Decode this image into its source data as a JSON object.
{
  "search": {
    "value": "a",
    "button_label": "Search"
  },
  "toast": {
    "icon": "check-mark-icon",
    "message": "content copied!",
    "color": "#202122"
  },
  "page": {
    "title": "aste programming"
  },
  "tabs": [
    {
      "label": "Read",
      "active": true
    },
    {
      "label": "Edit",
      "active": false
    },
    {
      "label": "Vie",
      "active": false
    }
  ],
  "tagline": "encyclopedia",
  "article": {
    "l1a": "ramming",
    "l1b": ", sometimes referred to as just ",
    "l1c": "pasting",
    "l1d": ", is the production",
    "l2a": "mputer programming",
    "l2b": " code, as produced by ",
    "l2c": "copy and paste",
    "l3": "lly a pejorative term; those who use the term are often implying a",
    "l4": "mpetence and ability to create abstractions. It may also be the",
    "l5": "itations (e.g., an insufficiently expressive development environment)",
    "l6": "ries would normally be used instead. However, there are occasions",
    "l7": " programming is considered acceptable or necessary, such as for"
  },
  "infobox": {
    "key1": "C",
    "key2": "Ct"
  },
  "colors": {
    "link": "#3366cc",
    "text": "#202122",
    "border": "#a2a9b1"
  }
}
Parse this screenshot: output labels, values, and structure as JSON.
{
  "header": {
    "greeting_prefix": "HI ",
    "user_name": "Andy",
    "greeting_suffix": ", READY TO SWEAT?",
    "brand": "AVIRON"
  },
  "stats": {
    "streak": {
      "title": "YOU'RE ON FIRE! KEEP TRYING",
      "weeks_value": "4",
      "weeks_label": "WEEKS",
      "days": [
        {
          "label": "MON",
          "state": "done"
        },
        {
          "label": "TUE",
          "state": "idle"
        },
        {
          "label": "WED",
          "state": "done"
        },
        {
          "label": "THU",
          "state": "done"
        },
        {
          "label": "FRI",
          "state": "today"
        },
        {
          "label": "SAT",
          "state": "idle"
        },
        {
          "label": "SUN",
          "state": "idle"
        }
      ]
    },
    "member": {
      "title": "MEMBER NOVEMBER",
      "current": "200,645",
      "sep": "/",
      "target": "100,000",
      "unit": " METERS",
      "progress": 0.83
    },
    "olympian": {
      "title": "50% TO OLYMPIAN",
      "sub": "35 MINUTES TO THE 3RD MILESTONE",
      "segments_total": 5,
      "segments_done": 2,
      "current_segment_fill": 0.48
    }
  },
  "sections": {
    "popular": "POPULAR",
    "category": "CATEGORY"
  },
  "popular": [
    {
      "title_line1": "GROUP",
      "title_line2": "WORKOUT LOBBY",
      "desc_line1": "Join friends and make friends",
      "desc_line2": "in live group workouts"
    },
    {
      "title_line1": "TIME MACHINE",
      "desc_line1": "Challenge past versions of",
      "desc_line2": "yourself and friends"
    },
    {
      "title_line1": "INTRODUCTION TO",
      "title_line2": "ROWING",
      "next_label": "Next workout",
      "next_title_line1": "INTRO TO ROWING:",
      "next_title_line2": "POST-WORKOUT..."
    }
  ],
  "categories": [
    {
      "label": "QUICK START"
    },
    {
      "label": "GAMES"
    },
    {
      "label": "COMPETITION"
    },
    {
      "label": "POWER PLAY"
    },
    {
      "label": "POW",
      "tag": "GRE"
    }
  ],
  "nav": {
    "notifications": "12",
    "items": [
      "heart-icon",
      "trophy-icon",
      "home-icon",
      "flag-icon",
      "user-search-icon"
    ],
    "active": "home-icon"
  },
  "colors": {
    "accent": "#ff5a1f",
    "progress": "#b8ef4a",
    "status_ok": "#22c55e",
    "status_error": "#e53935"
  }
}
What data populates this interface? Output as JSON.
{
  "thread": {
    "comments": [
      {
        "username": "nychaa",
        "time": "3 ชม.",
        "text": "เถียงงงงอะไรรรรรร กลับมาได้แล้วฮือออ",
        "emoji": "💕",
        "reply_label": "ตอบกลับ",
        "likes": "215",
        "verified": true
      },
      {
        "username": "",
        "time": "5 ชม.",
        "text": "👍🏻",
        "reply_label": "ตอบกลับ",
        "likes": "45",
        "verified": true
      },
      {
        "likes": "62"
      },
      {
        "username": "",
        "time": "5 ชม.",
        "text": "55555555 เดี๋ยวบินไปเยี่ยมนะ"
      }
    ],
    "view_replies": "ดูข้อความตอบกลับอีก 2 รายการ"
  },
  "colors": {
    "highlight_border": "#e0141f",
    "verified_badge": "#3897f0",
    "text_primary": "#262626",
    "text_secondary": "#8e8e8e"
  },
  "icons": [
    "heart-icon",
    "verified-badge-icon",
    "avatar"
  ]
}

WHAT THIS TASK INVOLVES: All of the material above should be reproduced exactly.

RESULT FOR THIS EXERCISE:
Decode this image into its source data as a JSON object.
{
  "search": {
    "value": "a",
    "button_label": "Search"
  },
  "toast": {
    "icon": "check-mark-icon",
    "message": "content copied!",
    "color": "#202122"
  },
  "page": {
    "title": "aste programming"
  },
  "tabs": [
    {
      "label": "Read",
      "active": true
    },
    {
      "label": "Edit",
      "active": false
    },
    {
      "label": "Vie",
      "active": false
    }
  ],
  "tagline": "encyclopedia",
  "article": {
    "l1a": "ramming",
    "l1b": ", sometimes referred to as just ",
    "l1c": "pasting",
    "l1d": ", is the production",
    "l2a": "mputer programming",
    "l2b": " code, as produced by ",
    "l2c": "copy and paste",
    "l3": "lly a pejorative term; those who use the term are often implying a",
    "l4": "mpetence and ability to create abstractions. It may also be the",
    "l5": "itations (e.g., an insufficiently expressive development environment)",
    "l6": "ries would normally be used instead. However, there are occasions",
    "l7": " programming is considered acceptable or necessary, such as for"
  },
  "infobox": {
    "key1": "C",
    "key2": "Ct"
  },
  "colors": {
    "link": "#3366cc",
    "text": "#202122",
    "border": "#a2a9b1"
  }
}
Parse this screenshot: output labels, values, and structure as JSON.
{
  "header": {
    "greeting_prefix": "HI ",
    "user_name": "Andy",
    "greeting_suffix": ", READY TO SWEAT?",
    "brand": "AVIRON"
  },
  "stats": {
    "streak": {
      "title": "YOU'RE ON FIRE! KEEP TRYING",
      "weeks_value": "4",
      "weeks_label": "WEEKS",
      "days": [
        {
          "label": "MON",
          "state": "done"
        },
        {
          "label": "TUE",
          "state": "idle"
        },
        {
          "label": "WED",
          "state": "done"
        },
        {
          "label": "THU",
          "state": "done"
        },
        {
          "label": "FRI",
          "state": "today"
        },
        {
          "label": "SAT",
          "state": "idle"
        },
        {
          "label": "SUN",
          "state": "idle"
        }
      ]
    },
    "member": {
      "title": "MEMBER NOVEMBER",
      "current": "200,645",
      "sep": "/",
      "target": "100,000",
      "unit": " METERS",
      "progress": 0.83
    },
    "olympian": {
      "title": "50% TO OLYMPIAN",
      "sub": "35 MINUTES TO THE 3RD MILESTONE",
      "segments_total": 5,
      "segments_done": 2,
      "current_segment_fill": 0.48
    }
  },
  "sections": {
    "popular": "POPULAR",
    "category": "CATEGORY"
  },
  "popular": [
    {
      "title_line1": "GROUP",
      "title_line2": "WORKOUT LOBBY",
      "desc_line1": "Join friends and make friends",
      "desc_line2": "in live group workouts"
    },
    {
      "title_line1": "TIME MACHINE",
      "desc_line1": "Challenge past versions of",
      "desc_line2": "yourself and friends"
    },
    {
      "title_line1": "INTRODUCTION TO",
      "title_line2": "ROWING",
      "next_label": "Next workout",
      "next_title_line1": "INTRO TO ROWING:",
      "next_title_line2": "POST-WORKOUT..."
    }
  ],
  "categories": [
    {
      "label": "QUICK START"
    },
    {
      "label": "GAMES"
    },
    {
      "label": "COMPETITION"
    },
    {
      "label": "POWER PLAY"
    },
    {
      "label": "POW",
      "tag": "GRE"
    }
  ],
  "nav": {
    "notifications": "12",
    "items": [
      "heart-icon",
      "trophy-icon",
      "home-icon",
      "flag-icon",
      "user-search-icon"
    ],
    "active": "home-icon"
  },
  "colors": {
    "accent": "#ff5a1f",
    "progress": "#b8ef4a",
    "status_ok": "#22c55e",
    "status_error": "#e53935"
  }
}
What data populates this interface? Output as JSON.
{
  "thread": {
    "comments": [
      {
        "username": "nychaa",
        "time": "3 ชม.",
        "text": "เถียงงงงอะไรรรรรร กลับมาได้แล้วฮือออ",
        "emoji": "💕",
        "reply_label": "ตอบกลับ",
        "likes": "215",
        "verified": true
      },
      {
        "username": "",
        "time": "5 ชม.",
        "text": "👍🏻",
        "reply_label": "ตอบกลับ",
        "likes": "45",
        "verified": true
      },
      {
        "likes": "62"
      },
      {
        "username": "",
        "time": "5 ชม.",
        "text": "55555555 เดี๋ยวบินไปเยี่ยมนะ"
      }
    ],
    "view_replies": "ดูข้อความตอบกลับอีก 2 รายการ"
  },
  "colors": {
    "highlight_border": "#e0141f",
    "verified_badge": "#3897f0",
    "text_primary": "#262626",
    "text_secondary": "#8e8e8e"
  },
  "icons": [
    "heart-icon",
    "verified-badge-icon",
    "avatar"
  ]
}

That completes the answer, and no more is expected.